Storage speed is the number of input/output operations per second (IOPS)  that the system performs. This value is fixed at:
30 IOPS per GB for reads
30 IOPS per GB for writes, for a total of 60 IOPS per GB
For example, an
M30 cluster with 40 GB of default storage has a
maximum read speed of 1,200 IOPS and a maximum write speed of 1,200 IOPS.
If you increase the storage size to 100 GB per cluster, this increases
the maximum read speed by 3,000 IOPS and a maximum write speed by
Encrypted Storage Volumes
Google Cloud storage volumes are always encrypted.

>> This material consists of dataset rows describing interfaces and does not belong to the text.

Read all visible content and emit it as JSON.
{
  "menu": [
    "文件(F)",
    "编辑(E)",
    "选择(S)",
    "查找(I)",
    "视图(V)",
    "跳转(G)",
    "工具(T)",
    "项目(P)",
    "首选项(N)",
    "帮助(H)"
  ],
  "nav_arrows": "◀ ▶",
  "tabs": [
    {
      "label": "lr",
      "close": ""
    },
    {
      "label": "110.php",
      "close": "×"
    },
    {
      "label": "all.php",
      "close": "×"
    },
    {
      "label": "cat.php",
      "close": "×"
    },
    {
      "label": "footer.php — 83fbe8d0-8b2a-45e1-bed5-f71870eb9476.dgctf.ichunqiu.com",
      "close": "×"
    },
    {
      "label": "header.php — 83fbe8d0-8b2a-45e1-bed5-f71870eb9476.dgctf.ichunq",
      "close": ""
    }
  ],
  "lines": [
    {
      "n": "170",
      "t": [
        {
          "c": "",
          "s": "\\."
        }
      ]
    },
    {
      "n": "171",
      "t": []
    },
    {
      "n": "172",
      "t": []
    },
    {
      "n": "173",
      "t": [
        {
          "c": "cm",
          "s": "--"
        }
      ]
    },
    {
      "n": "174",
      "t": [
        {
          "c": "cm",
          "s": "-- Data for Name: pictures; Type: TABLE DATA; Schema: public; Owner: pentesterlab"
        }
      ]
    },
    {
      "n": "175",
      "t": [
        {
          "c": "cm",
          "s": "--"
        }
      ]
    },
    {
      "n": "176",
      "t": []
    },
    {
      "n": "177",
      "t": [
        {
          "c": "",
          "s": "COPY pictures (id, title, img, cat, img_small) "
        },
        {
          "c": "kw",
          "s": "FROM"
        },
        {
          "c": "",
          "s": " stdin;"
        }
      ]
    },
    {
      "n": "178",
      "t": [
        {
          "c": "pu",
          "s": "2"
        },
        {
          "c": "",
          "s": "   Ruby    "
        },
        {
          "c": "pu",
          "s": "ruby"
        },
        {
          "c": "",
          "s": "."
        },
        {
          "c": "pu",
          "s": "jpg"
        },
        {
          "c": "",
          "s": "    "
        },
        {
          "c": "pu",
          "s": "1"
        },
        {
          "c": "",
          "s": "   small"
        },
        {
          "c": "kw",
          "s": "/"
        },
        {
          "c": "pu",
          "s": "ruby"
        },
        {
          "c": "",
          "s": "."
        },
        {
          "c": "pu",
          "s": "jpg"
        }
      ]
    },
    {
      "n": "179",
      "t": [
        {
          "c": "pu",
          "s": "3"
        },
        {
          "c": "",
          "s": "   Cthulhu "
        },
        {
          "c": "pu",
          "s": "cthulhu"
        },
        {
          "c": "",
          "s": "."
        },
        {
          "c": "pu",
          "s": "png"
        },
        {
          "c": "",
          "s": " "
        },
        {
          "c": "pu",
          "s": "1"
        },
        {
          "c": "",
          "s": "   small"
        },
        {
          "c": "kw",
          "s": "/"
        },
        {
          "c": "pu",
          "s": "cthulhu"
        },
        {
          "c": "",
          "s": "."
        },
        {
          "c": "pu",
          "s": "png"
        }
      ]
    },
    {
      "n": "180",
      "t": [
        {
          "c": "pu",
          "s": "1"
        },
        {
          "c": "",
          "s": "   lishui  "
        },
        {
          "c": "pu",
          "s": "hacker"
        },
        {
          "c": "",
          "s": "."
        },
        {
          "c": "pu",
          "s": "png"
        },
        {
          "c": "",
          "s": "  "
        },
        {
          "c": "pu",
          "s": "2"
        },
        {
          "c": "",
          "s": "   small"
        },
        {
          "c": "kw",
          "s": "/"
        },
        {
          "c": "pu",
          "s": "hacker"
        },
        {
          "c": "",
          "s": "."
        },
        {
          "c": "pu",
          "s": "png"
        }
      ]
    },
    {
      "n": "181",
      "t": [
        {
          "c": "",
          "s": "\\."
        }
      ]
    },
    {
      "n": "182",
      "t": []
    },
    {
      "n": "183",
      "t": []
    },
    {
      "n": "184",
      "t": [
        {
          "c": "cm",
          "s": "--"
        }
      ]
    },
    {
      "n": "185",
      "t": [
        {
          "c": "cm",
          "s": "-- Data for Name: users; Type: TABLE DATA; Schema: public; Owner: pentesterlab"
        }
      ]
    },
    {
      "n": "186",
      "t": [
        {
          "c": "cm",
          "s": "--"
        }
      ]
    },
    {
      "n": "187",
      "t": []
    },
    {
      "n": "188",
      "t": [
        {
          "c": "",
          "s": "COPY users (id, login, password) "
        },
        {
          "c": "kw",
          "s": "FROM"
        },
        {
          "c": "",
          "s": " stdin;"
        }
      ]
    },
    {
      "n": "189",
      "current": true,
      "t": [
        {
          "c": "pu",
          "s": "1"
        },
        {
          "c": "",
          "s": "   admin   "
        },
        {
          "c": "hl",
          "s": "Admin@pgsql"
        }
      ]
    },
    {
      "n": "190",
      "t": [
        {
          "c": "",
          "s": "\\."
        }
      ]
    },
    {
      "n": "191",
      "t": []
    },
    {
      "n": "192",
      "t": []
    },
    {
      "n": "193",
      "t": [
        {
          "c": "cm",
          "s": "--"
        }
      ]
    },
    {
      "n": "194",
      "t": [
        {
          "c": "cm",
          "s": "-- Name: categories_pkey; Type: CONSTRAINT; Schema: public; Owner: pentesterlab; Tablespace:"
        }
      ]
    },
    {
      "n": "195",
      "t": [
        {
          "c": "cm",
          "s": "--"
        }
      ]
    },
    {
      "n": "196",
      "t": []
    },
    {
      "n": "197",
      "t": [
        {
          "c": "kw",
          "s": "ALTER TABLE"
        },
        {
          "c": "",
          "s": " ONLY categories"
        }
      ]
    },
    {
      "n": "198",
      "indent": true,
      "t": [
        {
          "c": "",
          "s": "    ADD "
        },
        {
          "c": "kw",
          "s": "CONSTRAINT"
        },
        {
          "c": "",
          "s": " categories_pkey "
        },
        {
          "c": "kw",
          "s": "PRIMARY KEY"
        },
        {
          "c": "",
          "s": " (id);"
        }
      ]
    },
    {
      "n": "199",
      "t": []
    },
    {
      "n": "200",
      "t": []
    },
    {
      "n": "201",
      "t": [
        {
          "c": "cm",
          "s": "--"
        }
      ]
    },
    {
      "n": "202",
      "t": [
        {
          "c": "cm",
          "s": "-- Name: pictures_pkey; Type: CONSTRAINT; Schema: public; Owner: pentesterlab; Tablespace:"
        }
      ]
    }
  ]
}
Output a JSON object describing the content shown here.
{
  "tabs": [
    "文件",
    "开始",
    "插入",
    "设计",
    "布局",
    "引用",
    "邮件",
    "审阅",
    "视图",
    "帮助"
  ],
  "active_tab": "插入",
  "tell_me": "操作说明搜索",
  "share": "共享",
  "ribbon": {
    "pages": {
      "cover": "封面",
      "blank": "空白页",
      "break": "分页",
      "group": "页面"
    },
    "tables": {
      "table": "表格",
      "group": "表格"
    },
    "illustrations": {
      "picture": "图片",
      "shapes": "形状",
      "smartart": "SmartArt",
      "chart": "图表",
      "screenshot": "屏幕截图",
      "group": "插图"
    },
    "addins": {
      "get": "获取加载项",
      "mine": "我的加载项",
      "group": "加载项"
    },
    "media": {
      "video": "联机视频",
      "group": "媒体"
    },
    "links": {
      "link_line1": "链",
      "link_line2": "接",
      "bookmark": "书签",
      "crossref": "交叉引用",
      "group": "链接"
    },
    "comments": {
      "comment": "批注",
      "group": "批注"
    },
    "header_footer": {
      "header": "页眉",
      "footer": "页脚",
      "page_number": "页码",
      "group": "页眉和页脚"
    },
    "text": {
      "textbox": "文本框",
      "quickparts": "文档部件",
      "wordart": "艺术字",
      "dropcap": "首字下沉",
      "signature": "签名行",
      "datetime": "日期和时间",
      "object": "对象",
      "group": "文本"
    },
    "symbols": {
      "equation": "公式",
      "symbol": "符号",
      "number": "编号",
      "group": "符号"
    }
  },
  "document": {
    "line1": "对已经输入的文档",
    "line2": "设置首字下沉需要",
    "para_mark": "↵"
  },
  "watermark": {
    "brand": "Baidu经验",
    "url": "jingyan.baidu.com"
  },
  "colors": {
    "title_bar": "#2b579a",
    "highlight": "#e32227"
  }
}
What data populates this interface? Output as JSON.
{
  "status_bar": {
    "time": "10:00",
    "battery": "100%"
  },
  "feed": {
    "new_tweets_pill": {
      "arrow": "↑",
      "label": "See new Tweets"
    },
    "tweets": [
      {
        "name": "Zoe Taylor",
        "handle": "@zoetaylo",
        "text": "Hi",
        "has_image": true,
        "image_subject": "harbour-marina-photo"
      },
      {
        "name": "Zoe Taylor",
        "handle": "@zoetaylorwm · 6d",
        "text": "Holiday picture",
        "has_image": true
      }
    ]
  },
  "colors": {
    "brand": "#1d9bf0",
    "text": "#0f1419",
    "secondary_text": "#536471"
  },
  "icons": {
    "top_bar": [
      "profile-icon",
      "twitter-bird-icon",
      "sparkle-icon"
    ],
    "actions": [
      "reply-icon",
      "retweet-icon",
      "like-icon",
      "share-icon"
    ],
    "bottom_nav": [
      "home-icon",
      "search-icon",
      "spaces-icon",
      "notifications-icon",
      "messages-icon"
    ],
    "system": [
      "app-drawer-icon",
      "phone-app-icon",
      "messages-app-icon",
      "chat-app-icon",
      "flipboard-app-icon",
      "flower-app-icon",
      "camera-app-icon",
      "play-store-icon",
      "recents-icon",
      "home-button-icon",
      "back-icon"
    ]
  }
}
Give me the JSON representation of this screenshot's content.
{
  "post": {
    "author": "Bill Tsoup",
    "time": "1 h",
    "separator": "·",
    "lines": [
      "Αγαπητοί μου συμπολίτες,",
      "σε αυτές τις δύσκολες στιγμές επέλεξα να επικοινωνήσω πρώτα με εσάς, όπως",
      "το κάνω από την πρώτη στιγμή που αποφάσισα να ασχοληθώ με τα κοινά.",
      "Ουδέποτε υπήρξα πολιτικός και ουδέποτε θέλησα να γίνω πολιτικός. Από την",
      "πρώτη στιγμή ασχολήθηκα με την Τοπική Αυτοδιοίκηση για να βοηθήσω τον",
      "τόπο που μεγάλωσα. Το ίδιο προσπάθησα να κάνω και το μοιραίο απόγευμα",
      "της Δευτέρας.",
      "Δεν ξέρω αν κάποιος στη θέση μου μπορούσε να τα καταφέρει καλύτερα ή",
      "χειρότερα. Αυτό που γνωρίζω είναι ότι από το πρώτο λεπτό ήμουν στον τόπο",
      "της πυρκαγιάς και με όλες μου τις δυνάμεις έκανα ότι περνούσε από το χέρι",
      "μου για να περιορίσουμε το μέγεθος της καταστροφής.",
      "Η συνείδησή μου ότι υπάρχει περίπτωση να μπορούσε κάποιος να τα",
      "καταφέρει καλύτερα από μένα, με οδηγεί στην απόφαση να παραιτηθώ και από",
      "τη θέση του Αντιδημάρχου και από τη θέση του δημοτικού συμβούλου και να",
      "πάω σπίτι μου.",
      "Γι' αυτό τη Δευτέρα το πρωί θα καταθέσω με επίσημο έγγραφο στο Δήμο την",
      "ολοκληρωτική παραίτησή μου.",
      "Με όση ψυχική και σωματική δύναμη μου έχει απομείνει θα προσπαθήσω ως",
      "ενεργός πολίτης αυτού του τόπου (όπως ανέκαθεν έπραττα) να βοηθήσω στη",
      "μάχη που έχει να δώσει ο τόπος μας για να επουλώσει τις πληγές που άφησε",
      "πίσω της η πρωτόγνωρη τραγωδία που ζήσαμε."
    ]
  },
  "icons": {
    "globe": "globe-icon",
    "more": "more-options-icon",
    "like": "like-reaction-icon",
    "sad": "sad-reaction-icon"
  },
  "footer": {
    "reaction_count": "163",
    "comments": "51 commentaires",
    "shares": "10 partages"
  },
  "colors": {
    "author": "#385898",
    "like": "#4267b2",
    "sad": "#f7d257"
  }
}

Each Google Cloud region includes a set number of independent zones. Each zone has power, cooling, networking, and control planes that are isolated from other zones.
For regions that have multiple zones, such as 2Z (for two zones) or 3Z (for 3 zones), Atlas deploys clusters across these zones.
The Atlas Add New Cluster form marks regions that support 3Z clusters as Recommended, as they provide higher availability.
For general information on Google Cloud regions and zones, see the Google documentation on regions and zones.
The number of zones in a region has no effect on the number of MongoDB nodes Atlas can deploy. MongoDB Atlas clusters are always made of replica sets with a minimum of three MongoDB nodes.
Regions with at Least Three Zones
If the selected Google Cloud region has at least three zones, Atlas clusters are split across three zones. For example, a three node replica set cluster would have one node deployed onto each zone.
3Z clusters have higher availability compared to 2Z clusters. However, not all regions support 3Z clusters.
|||(1, 2) For detailed documentation on Google storage options, see Storage Options.|
Along with global region support, the following product integrations enable applications running on Google Cloud, such as Google Compute Engine, Google Cloud Functions, Google Cloud Run, and Google App Engine, to use Atlas instances easily and securely.
Google Virtual Private Cloud (VPC): Set up network peering connections with GCP
Security and Identity Services
Google Identity: Sign up and log into Atlas with Google
Google Cloud Key Management Service (KMS):
GCP Marketplace: Pay for Atlas usage via GCP
For more information on how to use Google Cloud with Atlas most effectively, review the following best practices, guides, and case studies:
Case Study: Why build apps on a cloud-native database like MongoDB Atlas?
Google Data Stream: Streamline your real-time data pipeline with Datastream and MongoDB